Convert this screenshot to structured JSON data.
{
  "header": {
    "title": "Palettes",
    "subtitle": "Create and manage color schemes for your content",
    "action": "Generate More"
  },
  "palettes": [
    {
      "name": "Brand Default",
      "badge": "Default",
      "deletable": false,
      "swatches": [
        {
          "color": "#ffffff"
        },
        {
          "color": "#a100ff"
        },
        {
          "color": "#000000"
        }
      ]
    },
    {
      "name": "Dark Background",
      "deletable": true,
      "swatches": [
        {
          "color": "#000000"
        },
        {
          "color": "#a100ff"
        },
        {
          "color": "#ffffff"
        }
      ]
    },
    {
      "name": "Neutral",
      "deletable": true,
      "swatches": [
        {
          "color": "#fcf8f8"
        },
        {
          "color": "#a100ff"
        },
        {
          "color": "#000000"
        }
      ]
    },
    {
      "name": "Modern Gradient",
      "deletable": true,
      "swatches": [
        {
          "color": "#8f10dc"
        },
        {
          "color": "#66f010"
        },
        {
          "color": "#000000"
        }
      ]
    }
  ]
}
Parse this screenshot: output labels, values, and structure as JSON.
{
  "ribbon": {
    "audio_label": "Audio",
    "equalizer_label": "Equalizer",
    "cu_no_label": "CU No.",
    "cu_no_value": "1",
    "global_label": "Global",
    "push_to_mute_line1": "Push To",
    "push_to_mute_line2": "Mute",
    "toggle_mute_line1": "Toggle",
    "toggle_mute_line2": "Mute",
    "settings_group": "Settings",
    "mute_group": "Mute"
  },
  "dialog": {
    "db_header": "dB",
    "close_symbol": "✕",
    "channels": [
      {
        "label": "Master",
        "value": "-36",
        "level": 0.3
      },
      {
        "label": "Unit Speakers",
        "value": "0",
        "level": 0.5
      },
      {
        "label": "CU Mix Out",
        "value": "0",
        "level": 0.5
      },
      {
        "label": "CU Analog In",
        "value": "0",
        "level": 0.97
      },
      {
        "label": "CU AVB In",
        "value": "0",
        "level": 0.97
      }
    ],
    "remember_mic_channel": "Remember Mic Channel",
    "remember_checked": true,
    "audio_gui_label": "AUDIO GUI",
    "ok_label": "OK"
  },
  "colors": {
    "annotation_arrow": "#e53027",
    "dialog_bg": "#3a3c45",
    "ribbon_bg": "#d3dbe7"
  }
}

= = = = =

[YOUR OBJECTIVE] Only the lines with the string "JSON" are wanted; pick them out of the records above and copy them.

[RESPONSE TO THIS EXERCISE]
Convert this screenshot to structured JSON data.
Parse this screenshot: output labels, values, and structure as JSON.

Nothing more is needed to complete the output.